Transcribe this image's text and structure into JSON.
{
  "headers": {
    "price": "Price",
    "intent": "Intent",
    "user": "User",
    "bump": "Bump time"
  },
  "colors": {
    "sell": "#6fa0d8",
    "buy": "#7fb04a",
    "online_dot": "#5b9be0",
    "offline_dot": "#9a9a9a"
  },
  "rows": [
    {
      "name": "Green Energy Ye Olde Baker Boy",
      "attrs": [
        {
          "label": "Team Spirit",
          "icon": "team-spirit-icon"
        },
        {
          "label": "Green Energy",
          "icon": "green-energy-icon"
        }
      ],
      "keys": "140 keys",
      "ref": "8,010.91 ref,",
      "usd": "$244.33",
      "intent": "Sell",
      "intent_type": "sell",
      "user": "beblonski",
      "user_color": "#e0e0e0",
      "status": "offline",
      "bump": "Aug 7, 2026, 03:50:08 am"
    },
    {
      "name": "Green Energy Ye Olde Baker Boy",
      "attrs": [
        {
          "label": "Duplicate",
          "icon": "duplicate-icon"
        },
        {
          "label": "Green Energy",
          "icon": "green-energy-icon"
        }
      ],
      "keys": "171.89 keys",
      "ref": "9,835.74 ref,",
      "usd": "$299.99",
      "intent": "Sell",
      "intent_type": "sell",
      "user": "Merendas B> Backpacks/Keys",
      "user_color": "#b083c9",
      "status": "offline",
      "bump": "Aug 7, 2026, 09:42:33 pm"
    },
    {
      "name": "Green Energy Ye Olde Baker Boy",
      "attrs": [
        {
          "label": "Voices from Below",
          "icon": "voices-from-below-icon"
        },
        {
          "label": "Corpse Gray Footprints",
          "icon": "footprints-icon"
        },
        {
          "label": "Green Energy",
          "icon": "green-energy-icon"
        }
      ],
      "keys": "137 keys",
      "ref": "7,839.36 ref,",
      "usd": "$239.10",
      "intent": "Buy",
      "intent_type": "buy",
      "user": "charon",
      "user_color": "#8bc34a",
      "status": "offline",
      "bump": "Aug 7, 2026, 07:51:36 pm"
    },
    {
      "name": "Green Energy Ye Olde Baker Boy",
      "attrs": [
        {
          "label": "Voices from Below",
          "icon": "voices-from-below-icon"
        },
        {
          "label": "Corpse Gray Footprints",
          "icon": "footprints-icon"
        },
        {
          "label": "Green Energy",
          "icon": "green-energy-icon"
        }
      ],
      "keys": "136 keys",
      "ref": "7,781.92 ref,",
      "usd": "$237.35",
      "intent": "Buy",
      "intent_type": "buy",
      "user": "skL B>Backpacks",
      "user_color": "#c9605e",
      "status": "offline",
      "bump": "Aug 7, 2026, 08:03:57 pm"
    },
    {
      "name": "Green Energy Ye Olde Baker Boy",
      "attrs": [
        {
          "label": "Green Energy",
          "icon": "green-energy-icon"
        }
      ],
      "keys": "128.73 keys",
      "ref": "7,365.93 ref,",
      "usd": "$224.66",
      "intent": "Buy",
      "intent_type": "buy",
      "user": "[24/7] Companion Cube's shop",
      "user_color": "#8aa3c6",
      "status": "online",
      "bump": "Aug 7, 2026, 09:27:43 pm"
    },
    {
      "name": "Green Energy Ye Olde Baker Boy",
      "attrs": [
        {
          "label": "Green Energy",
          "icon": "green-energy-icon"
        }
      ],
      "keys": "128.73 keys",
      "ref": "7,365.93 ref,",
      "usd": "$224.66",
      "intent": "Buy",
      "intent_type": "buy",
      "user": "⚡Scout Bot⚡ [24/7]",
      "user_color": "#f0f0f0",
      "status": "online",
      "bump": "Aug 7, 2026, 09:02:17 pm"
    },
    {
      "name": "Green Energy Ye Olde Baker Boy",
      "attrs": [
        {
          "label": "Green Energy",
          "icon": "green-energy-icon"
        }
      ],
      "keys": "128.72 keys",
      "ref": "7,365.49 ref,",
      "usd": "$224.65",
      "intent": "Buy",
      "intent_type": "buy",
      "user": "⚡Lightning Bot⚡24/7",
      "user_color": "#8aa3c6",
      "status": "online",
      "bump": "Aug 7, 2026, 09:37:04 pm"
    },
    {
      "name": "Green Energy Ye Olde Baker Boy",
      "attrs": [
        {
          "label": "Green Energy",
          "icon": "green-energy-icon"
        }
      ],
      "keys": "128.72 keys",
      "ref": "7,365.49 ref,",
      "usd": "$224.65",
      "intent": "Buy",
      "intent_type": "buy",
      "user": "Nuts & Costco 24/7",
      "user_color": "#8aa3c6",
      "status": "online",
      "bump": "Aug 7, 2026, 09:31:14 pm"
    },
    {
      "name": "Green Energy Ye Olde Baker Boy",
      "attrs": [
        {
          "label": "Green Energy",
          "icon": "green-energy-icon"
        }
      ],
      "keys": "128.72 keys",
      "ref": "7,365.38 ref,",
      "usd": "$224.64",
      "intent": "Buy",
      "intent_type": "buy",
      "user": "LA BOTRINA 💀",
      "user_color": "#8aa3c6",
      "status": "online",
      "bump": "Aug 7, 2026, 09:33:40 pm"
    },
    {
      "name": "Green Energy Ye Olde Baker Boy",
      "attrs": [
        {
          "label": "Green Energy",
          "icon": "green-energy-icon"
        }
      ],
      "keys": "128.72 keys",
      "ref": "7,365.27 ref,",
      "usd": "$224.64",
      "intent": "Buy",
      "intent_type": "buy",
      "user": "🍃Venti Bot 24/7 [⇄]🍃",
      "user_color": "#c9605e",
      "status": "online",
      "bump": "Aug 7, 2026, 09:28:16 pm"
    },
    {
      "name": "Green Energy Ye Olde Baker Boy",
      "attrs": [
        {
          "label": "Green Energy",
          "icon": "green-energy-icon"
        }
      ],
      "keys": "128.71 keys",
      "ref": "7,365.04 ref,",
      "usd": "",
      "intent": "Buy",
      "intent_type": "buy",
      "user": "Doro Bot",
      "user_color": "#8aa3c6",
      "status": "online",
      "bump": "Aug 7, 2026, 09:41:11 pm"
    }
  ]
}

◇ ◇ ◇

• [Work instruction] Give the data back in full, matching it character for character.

• [Answer to the problem]
Transcribe this image's text and structure into JSON.
{
  "headers": {
    "price": "Price",
    "intent": "Intent",
    "user": "User",
    "bump": "Bump time"
  },
  "colors": {
    "sell": "#6fa0d8",
    "buy": "#7fb04a",
    "online_dot": "#5b9be0",
    "offline_dot": "#9a9a9a"
  },
  "rows": [
    {
      "name": "Green Energy Ye Olde Baker Boy",
      "attrs": [
        {
          "label": "Team Spirit",
          "icon": "team-spirit-icon"
        },
        {
          "label": "Green Energy",
          "icon": "green-energy-icon"
        }
      ],
      "keys": "140 keys",
      "ref": "8,010.91 ref,",
      "usd": "$244.33",
      "intent": "Sell",
      "intent_type": "sell",
      "user": "beblonski",
      "user_color": "#e0e0e0",
      "status": "offline",
      "bump": "Aug 7, 2026, 03:50:08 am"
    },
    {
      "name": "Green Energy Ye Olde Baker Boy",
      "attrs": [
        {
          "label": "Duplicate",
          "icon": "duplicate-icon"
        },
        {
          "label": "Green Energy",
          "icon": "green-energy-icon"
        }
      ],
      "keys": "171.89 keys",
      "ref": "9,835.74 ref,",
      "usd": "$299.99",
      "intent": "Sell",
      "intent_type": "sell",
      "user": "Merendas B> Backpacks/Keys",
      "user_color": "#b083c9",
      "status": "offline",
      "bump": "Aug 7, 2026, 09:42:33 pm"
    },
    {
      "name": "Green Energy Ye Olde Baker Boy",
      "attrs": [
        {
          "label": "Voices from Below",
          "icon": "voices-from-below-icon"
        },
        {
          "label": "Corpse Gray Footprints",
          "icon": "footprints-icon"
        },
        {
          "label": "Green Energy",
          "icon": "green-energy-icon"
        }
      ],
      "keys": "137 keys",
      "ref": "7,839.36 ref,",
      "usd": "$239.10",
      "intent": "Buy",
      "intent_type": "buy",
      "user": "charon",
      "user_color": "#8bc34a",
      "status": "offline",
      "bump": "Aug 7, 2026, 07:51:36 pm"
    },
    {
      "name": "Green Energy Ye Olde Baker Boy",
      "attrs": [
        {
          "label": "Voices from Below",
          "icon": "voices-from-below-icon"
        },
        {
          "label": "Corpse Gray Footprints",
          "icon": "footprints-icon"
        },
        {
          "label": "Green Energy",
          "icon": "green-energy-icon"
        }
      ],
      "keys": "136 keys",
      "ref": "7,781.92 ref,",
      "usd": "$237.35",
      "intent": "Buy",
      "intent_type": "buy",
      "user": "skL B>Backpacks",
      "user_color": "#c9605e",
      "status": "offline",
      "bump": "Aug 7, 2026, 08:03:57 pm"
    },
    {
      "name": "Green Energy Ye Olde Baker Boy",
      "attrs": [
        {
          "label": "Green Energy",
          "icon": "green-energy-icon"
        }
      ],
      "keys": "128.73 keys",
      "ref": "7,365.93 ref,",
      "usd": "$224.66",
      "intent": "Buy",
      "intent_type": "buy",
      "user": "[24/7] Companion Cube's shop",
      "user_color": "#8aa3c6",
      "status": "online",
      "bump": "Aug 7, 2026, 09:27:43 pm"
    },
    {
      "name": "Green Energy Ye Olde Baker Boy",
      "attrs": [
        {
          "label": "Green Energy",
          "icon": "green-energy-icon"
        }
      ],
      "keys": "128.73 keys",
      "ref": "7,365.93 ref,",
      "usd": "$224.66",
      "intent": "Buy",
      "intent_type": "buy",
      "user": "⚡Scout Bot⚡ [24/7]",
      "user_color": "#f0f0f0",
      "status": "online",
      "bump": "Aug 7, 2026, 09:02:17 pm"
    },
    {
      "name": "Green Energy Ye Olde Baker Boy",
      "attrs": [
        {
          "label": "Green Energy",
          "icon": "green-energy-icon"
        }
      ],
      "keys": "128.72 keys",
      "ref": "7,365.49 ref,",
      "usd": "$224.65",
      "intent": "Buy",
      "intent_type": "buy",
      "user": "⚡Lightning Bot⚡24/7",
      "user_color": "#8aa3c6",
      "status": "online",
      "bump": "Aug 7, 2026, 09:37:04 pm"
    },
    {
      "name": "Green Energy Ye Olde Baker Boy",
      "attrs": [
        {
          "label": "Green Energy",
          "icon": "green-energy-icon"
        }
      ],
      "keys": "128.72 keys",
      "ref": "7,365.49 ref,",
      "usd": "$224.65",
      "intent": "Buy",
      "intent_type": "buy",
      "user": "Nuts & Costco 24/7",
      "user_color": "#8aa3c6",
      "status": "online",
      "bump": "Aug 7, 2026, 09:31:14 pm"
    },
    {
      "name": "Green Energy Ye Olde Baker Boy",
      "attrs": [
        {
          "label": "Green Energy",
          "icon": "green-energy-icon"
        }
      ],
      "keys": "128.72 keys",
      "ref": "7,365.38 ref,",
      "usd": "$224.64",
      "intent": "Buy",
      "intent_type": "buy",
      "user": "LA BOTRINA 💀",
      "user_color": "#8aa3c6",
      "status": "online",
      "bump": "Aug 7, 2026, 09:33:40 pm"
    },
    {
      "name": "Green Energy Ye Olde Baker Boy",
      "attrs": [
        {
          "label": "Green Energy",
          "icon": "green-energy-icon"
        }
      ],
      "keys": "128.72 keys",
      "ref": "7,365.27 ref,",
      "usd": "$224.64",
      "intent": "Buy",
      "intent_type": "buy",
      "user": "🍃Venti Bot 24/7 [⇄]🍃",
      "user_color": "#c9605e",
      "status": "online",
      "bump": "Aug 7, 2026, 09:28:16 pm"
    },
    {
      "name": "Green Energy Ye Olde Baker Boy",
      "attrs": [
        {
          "label": "Green Energy",
          "icon": "green-energy-icon"
        }
      ],
      "keys": "128.71 keys",
      "ref": "7,365.04 ref,",
      "usd": "",
      "intent": "Buy",
      "intent_type": "buy",
      "user": "Doro Bot",
      "user_color": "#8aa3c6",
      "status": "online",
      "bump": "Aug 7, 2026, 09:41:11 pm"
    }
  ]
}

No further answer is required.